This later section of the film, for me, would have been better suited as a full length film. The country grappling with the destruction of nuclear war while simultaneously discovering a new weapon of untold power is an incredible discussion to have. And the film does have that conversation, it just saves the majority of it for the back-end of the film. By that time Godzilla has laid waste to large portions of the coast and the Oxygen Destroyer becomes the only logical solution for dealing with a force of this magnitude.
These new weapons of mass destruction are contrasted against the history of the nation, which speaks of Godzilla as a beast of myth. The elders recount a legend that tells of a monster in the sea that, when it had eaten all the fish in its domain, would turn to the land for food. The people would then offer a sacrifice of a young girl to the creature to ward off an attack. In the film we witness several ships encroaching on Godzilla’s hunting ground only to be swallowed up by the beast, and yet it still ferociously attacks the island. As if to say, the old world is gone and the legends passed through the generations died when the bombs were dropped. For a nation steeped in centuries of tradition, this is a harrowing outcome of the introduction of modern warfare – and there is no turning back.
This bleakness is mirrored in the look of the film, which is a stark contrast compared to the numerous films that would follow. Every nook and cranny is cast in noir-ish darkness and shadow, and even the monster is mostly glimpsed at night, giving a much darker tone to the proceedings than the colorful sequels. It’s difficult to imagine how we got to the flashy spectacle of the updated Godzilla vs. Kong (2021) from this somber tale about a nation besieged by a monster created in the devastation of the atomic bomb.

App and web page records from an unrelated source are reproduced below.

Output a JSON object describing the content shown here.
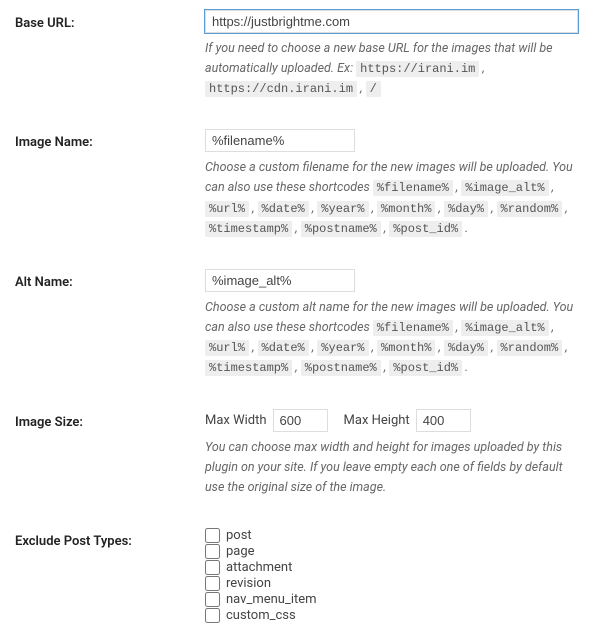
{
  "base_url": {
    "label": "Base URL:",
    "value": "https://justbrightme.com",
    "desc_prefix": "If you need to choose a new base URL for the images that will be automatically uploaded. Ex: ",
    "examples": [
      "https://irani.im",
      "https://cdn.irani.im",
      "/"
    ]
  },
  "image_name": {
    "label": "Image Name:",
    "value": "%filename%",
    "desc_prefix": "Choose a custom filename for the new images will be uploaded. You can also use these shortcodes ",
    "codes": [
      "%filename%",
      "%image_alt%",
      "%url%",
      "%date%",
      "%year%",
      "%month%",
      "%day%",
      "%random%",
      "%timestamp%",
      "%postname%",
      "%post_id%"
    ]
  },
  "alt_name": {
    "label": "Alt Name:",
    "value": "%image_alt%",
    "desc_prefix": "Choose a custom alt name for the new images will be uploaded. You can also use these shortcodes ",
    "codes": [
      "%filename%",
      "%image_alt%",
      "%url%",
      "%date%",
      "%year%",
      "%month%",
      "%day%",
      "%random%",
      "%timestamp%",
      "%postname%",
      "%post_id%"
    ]
  },
  "image_size": {
    "label": "Image Size:",
    "max_width_label": "Max Width",
    "max_width_value": "600",
    "max_height_label": "Max Height",
    "max_height_value": "400",
    "desc": "You can choose max width and height for images uploaded by this plugin on your site. If you leave empty each one of fields by default use the original size of the image."
  },
  "exclude": {
    "label": "Exclude Post Types:",
    "items": [
      "post",
      "page",
      "attachment",
      "revision",
      "nav_menu_item",
      "custom_css"
    ]
  }
}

The message, alone, seats this film comfortably atop most of its contemporaries. It jumpstarted an entire sub-genre that would go on to feature monsters of every shape and size, many of whom had franchises of their own and also appeared within the Godzilla universe. And it can’t be discounted how much the title alone added to the vernacular. If you tack on the suffix “-zilla” to most any word, it’s universally known as a force not to be reckoned with. I have a long journey through the big guy’s box-set ahead of me and I’m not as familiar with some of the sequels, but I don’t believe they retain the important message this monumental film presented us with. And that’s a shame, but I’ll still be happy to witness the kaiju fun the series has to offer. King of the Monsters, indeed.